Dr. Platt also established the first coronary care room, later known as an intensive care unit, or ICU, at Alton Memorial. At the time, Barnes Hospital in St. Louis was the only other hospital in the region with a similar concept.
In the 1960's, Dr. Platt introduced Alton Memorial's first heart monitor, a gift from the American Heart Association. He performed the first cardioversion procedures in Alton to correct irregular heart rhythms, and in the mid-80s, he worked to open the Alton area's first ambulatory surgery center at Alton Memorial.
In addition to this work at the hospital, Dr. Platt served in several administrative and teaching capacities. In the 1970s, he was chief of staff at Alton Memorial, an instructor of anesthesiology at Washington University and adjunct clinical professor of anesthesiology at Southern Illinois University School of Dentistry. In addition to Alton Memorial, for several years, Dr. Platt ran other anesthesiology departments, including St. Joseph's Hospital (St. Claire's) and St. Anthony's Health Center.
Dr. Platt received numerous civic awards, including the Chairman's Award from Alton Memorial Hospital in 1992. He had also served as a member of the Order of the Veiled Prophet.
An All-around Champion
Incredibly, Dr. Platt also found time for other interests. A champion tennis player who had won the Davis Cup Junior Doubles Championship of the East Coast as a boy, he continued to play tennis until triple bypass surgery sidelined him in 1995.
"I know it almost killed him to stop playing tennis, but he never complained," said Carol Platt Liebau, Dr. Platt's daughter. "He was really good."
He was also, Liebau said, a wonderful, loving father and a wonderful example.
"Dad's work, his family and his tennis were his life," Liebau said. "He will be remembered most for how he cared for his patients and his commitment to excellence in the practice of medicine."

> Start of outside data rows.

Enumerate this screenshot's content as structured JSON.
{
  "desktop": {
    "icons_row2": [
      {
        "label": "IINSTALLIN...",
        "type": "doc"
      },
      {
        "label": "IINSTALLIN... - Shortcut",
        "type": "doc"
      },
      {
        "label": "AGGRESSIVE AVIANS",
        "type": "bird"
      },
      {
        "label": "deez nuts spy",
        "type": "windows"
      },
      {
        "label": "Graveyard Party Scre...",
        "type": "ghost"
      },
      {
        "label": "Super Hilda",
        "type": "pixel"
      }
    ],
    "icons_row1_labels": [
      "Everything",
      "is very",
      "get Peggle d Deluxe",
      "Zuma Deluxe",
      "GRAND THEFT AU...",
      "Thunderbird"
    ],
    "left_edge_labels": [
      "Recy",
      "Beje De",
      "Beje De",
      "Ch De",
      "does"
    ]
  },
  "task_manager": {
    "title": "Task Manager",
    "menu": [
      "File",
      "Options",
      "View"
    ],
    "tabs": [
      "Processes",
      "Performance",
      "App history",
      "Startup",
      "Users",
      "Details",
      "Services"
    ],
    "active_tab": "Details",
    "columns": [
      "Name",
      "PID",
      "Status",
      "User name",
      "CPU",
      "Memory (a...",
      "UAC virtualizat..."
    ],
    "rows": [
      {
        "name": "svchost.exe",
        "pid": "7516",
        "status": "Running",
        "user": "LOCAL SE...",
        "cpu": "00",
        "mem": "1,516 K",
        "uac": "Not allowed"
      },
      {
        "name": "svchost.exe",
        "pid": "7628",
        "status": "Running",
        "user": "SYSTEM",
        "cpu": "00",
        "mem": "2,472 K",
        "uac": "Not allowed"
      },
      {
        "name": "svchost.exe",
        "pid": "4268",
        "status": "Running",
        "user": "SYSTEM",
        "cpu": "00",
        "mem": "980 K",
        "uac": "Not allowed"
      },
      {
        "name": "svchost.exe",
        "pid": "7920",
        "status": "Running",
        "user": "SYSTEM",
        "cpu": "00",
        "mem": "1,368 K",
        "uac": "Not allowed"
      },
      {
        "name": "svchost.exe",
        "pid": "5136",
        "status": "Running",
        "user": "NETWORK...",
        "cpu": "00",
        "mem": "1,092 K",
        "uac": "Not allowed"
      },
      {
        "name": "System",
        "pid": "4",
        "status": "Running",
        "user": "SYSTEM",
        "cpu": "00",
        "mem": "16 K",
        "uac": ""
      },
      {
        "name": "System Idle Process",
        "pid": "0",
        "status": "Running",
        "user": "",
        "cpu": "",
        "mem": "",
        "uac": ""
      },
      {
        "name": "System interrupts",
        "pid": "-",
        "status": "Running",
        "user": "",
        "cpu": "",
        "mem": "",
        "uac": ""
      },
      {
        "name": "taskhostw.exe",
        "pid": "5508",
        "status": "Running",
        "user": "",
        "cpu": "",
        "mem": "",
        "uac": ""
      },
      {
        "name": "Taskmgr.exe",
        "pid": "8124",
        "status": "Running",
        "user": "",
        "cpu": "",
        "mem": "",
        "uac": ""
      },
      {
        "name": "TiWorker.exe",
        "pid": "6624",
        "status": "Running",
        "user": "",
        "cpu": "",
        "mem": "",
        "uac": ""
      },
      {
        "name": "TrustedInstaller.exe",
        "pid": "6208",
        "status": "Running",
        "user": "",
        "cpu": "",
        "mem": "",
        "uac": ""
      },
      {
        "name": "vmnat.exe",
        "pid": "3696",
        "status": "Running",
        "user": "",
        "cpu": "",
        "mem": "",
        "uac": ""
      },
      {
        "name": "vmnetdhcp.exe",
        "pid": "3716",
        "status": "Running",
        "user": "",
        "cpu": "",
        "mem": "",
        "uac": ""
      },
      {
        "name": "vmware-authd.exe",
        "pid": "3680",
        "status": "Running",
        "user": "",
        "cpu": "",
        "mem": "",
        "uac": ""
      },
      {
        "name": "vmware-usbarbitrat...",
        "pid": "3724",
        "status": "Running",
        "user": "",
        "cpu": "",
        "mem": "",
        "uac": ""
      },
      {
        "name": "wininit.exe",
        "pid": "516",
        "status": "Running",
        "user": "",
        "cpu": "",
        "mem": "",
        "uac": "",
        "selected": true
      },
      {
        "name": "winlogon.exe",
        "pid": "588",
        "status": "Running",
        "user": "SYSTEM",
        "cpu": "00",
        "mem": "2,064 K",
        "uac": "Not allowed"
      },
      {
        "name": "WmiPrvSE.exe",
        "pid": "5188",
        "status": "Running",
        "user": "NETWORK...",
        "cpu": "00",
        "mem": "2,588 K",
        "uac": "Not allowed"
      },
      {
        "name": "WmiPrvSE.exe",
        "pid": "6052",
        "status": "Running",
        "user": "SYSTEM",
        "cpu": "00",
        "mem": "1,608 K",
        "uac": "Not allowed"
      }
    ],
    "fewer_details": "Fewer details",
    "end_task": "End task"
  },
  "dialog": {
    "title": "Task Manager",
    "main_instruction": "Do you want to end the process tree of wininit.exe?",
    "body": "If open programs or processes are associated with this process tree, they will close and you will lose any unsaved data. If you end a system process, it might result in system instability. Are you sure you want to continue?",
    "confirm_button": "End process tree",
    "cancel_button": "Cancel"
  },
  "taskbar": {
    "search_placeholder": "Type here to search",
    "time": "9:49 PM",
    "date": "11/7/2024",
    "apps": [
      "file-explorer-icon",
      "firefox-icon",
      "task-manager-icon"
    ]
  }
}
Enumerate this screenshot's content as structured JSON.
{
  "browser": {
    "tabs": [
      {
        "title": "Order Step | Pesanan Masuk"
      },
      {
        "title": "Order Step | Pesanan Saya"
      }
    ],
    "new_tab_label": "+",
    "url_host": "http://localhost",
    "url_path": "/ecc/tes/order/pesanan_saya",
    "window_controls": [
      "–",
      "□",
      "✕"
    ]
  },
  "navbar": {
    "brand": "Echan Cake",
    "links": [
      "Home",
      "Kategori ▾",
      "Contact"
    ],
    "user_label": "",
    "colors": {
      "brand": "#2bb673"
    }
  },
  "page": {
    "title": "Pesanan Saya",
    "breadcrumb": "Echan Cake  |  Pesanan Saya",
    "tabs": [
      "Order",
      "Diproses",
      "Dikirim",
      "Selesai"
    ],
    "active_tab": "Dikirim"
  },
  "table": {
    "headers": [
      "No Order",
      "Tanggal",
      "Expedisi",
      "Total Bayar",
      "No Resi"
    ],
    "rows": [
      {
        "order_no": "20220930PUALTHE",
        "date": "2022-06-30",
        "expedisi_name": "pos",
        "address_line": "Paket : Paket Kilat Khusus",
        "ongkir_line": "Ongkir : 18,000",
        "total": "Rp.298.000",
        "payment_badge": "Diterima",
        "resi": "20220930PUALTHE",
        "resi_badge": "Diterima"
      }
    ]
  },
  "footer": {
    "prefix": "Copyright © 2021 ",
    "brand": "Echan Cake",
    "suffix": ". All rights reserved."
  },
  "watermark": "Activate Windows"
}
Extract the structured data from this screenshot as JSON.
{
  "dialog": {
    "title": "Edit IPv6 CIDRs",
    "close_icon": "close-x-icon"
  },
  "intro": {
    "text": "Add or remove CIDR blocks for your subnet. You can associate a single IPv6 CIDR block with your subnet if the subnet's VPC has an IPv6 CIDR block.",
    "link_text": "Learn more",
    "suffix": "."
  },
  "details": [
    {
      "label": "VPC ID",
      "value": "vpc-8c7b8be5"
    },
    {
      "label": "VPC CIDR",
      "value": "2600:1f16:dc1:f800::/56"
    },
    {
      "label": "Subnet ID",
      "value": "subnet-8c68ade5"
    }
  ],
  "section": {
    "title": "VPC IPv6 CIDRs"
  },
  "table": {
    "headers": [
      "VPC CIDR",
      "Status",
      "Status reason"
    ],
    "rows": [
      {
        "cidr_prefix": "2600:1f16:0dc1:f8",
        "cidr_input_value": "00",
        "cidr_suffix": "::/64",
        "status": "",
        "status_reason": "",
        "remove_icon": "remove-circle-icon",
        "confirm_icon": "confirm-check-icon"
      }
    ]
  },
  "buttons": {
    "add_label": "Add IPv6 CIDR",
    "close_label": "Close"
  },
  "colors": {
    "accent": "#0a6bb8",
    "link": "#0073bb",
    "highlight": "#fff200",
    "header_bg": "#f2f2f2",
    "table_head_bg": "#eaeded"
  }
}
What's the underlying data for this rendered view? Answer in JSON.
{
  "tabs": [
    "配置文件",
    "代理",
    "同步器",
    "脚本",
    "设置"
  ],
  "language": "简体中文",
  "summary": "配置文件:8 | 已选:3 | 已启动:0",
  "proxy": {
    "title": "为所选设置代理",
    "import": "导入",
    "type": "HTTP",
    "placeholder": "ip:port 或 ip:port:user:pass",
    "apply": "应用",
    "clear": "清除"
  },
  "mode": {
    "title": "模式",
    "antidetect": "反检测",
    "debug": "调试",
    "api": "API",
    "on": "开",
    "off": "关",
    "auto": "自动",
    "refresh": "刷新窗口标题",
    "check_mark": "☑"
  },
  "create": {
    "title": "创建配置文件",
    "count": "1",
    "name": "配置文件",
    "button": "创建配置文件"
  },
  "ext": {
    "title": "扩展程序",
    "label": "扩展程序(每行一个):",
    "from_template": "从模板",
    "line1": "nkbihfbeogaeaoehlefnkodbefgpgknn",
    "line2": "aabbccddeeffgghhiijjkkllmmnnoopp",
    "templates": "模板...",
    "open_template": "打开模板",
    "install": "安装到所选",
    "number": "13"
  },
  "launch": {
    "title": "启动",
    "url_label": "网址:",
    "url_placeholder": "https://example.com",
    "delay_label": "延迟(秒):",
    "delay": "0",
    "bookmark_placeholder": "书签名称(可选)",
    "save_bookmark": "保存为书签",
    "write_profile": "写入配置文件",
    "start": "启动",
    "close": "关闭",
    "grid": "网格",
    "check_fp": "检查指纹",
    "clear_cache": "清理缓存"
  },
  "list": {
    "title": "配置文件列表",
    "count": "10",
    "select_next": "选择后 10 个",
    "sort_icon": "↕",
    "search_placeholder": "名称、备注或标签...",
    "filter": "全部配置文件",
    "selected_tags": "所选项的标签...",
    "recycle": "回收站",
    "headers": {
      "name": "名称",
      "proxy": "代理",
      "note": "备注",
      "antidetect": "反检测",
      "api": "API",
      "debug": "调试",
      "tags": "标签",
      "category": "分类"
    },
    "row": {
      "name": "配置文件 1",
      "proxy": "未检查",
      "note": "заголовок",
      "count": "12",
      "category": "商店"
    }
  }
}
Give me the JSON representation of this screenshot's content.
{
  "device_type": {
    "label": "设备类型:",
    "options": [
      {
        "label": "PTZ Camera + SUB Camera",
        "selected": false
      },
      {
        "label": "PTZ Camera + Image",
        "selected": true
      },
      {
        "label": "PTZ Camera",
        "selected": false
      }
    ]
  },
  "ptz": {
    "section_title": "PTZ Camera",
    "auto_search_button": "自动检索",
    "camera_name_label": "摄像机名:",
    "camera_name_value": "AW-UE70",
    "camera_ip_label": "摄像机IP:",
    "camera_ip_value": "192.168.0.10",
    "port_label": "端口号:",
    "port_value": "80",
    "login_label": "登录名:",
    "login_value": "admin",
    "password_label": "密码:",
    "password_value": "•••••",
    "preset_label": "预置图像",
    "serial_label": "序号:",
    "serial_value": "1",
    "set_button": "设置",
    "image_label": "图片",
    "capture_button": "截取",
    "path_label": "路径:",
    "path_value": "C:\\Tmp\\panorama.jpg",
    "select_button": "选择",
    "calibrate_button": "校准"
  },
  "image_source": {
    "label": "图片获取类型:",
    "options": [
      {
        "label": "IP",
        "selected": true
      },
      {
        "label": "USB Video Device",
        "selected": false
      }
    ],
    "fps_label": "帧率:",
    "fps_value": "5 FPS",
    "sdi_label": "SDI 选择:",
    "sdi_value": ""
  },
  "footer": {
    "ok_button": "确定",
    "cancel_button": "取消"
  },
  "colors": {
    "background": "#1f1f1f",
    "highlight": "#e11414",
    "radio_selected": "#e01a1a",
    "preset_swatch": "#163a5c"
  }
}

"Nobody has done as much for the hospital as Dr. Platt," said Paul Lauschke, president of the Alton Memorial's board of directors, in a statement. "He has been the leading force that set the pace for all surgical procedures at Alton Memorial. The plaque in the lobby says it all - a gifted man, consummate physician, an outstanding example for all."
The plaque referred to by Lauschke was the one made of bronze and placed adjacent to the bust of Dr. Platt in the hospital's main lobby upon his retirement in 2002. The hospital also honored him by rededicating the surgical/emergency building as the Daniel W. Platt Building.
Fittingly, the building will be the place for Dr. Platt's memorial service.
Dr. Platt was preceded in death by his wife of 55 years, Jo Ann Haynes Platt, who died last Oct. 27. The Platts, who had lived in Ladue for more than 20 years after moving from Alton, were longtime members of the Church of St. Michael & St. George in Clayton. For the past year, Dr. Platt had lived at The Gatesworth.
He was also preceded in death by his parents, Martin and Libbie Platt.
In addition to his daughter Carol and her husband F. Jack Liebau of San Marino, Calif., Dr. Platt is survived by two sons and their spouses, Drew Wall and Kristin Platt of Houston, Texas, and Brett Haynes and Mariela Platt of London, England. Dr. Platt is also survived by seven grandchildren: Anabella Haynes Platt, John Warfield Platt, Henry McCormick Platt, Andrew McCormick Liebau, Elizabeth Andreae Liebau, Abigail Johnson and Elijah Johnson.
Visitation will be 5 p.m. to 8 p.m., Wednesday at Lupton Chapel, 7233 Delmar Boulevard. in University City. A memorial service for Dr. Platt will be at 7:30 p.m. Thursday, in the Daniel W. Platt Building of Alton Memorial Hospital, #1 Memorial Drive, Alton, Ill. 62002. Interment will be private.
Memorials may be sent to the Alton Memorial Health Services Foundation at Alton Memorial Hospital.
Gloria Ross is the head of Okara Communications and the storywriter for AfterWords, an obituary-writing and production service.